### WORK INSTRUCTIONS
Only the number is needed: how many lines of the records include "Show"?
:::
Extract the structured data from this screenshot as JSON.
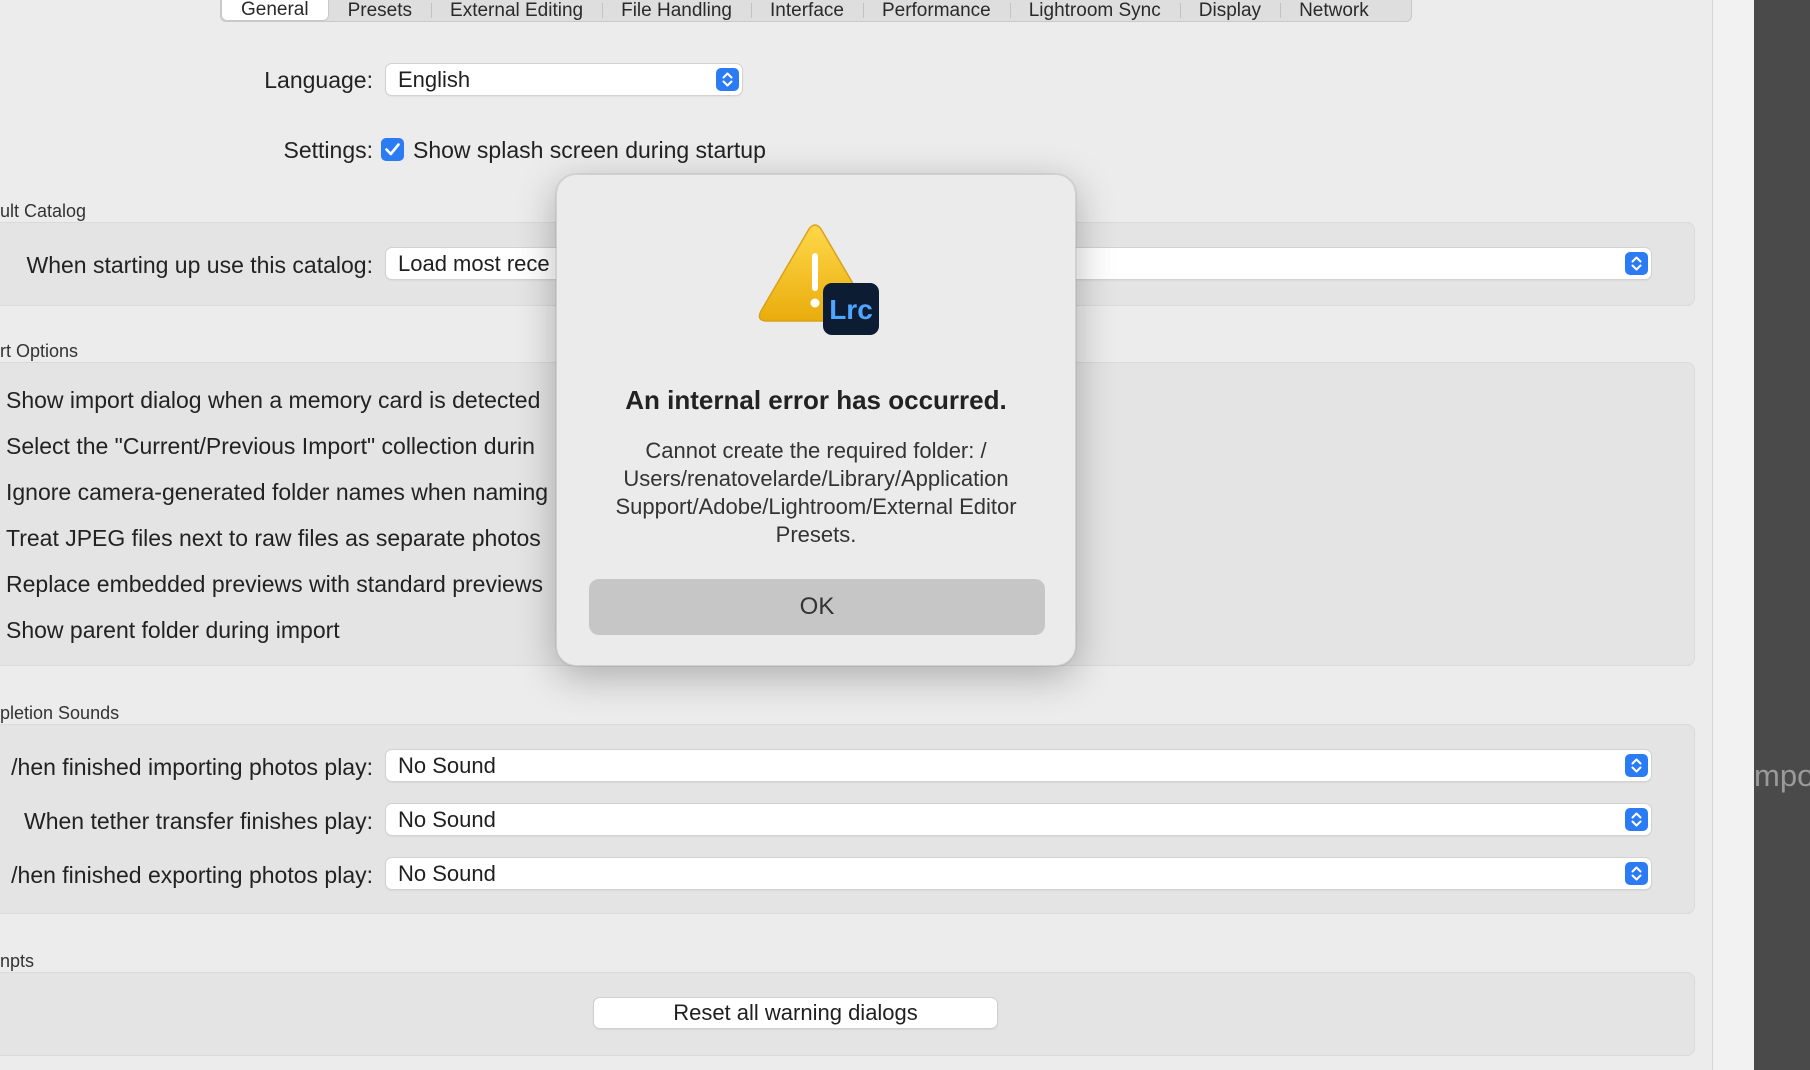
{
  "tabs": [
    "General",
    "Presets",
    "External Editing",
    "File Handling",
    "Interface",
    "Performance",
    "Lightroom Sync",
    "Display",
    "Network"
  ],
  "active_tab": "General",
  "language": {
    "label": "Language:",
    "value": "English"
  },
  "settings": {
    "label": "Settings:",
    "checkbox_label": "Show splash screen during startup",
    "checked": true
  },
  "default_catalog": {
    "section_title": "ult Catalog",
    "label": "When starting up use this catalog:",
    "value": "Load most rece"
  },
  "import_options": {
    "section_title": "rt Options",
    "items": [
      "Show import dialog when a memory card is detected",
      "Select the \"Current/Previous Import\" collection durin",
      "Ignore camera-generated folder names when naming",
      "Treat JPEG files next to raw files as separate photos",
      "Replace embedded previews with standard previews",
      "Show parent folder during import"
    ]
  },
  "completion_sounds": {
    "section_title": "pletion Sounds",
    "rows": [
      {
        "label": "/hen finished importing photos play:",
        "value": "No Sound"
      },
      {
        "label": "When tether transfer finishes play:",
        "value": "No Sound"
      },
      {
        "label": "/hen finished exporting photos play:",
        "value": "No Sound"
      }
    ]
  },
  "prompts": {
    "section_title": "npts",
    "reset_button": "Reset all warning dialogs"
  },
  "side_text": "mpor",
  "dialog": {
    "icon": "warning-triangle-icon",
    "badge_text": "Lrc",
    "title": "An internal error has occurred.",
    "message": "Cannot create the required folder: /\nUsers/renatovelarde/Library/Application\nSupport/Adobe/Lightroom/External Editor\nPresets.",
    "ok_label": "OK"
  },
  "colors": {
    "accent": "#2b7bf5",
    "window_bg": "#ececec",
    "warning_yellow": "#f3c21c",
    "lrc_badge": "#0b1c33",
    "lrc_text": "#4ea6ff"
  }
}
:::
### RESPONSE
3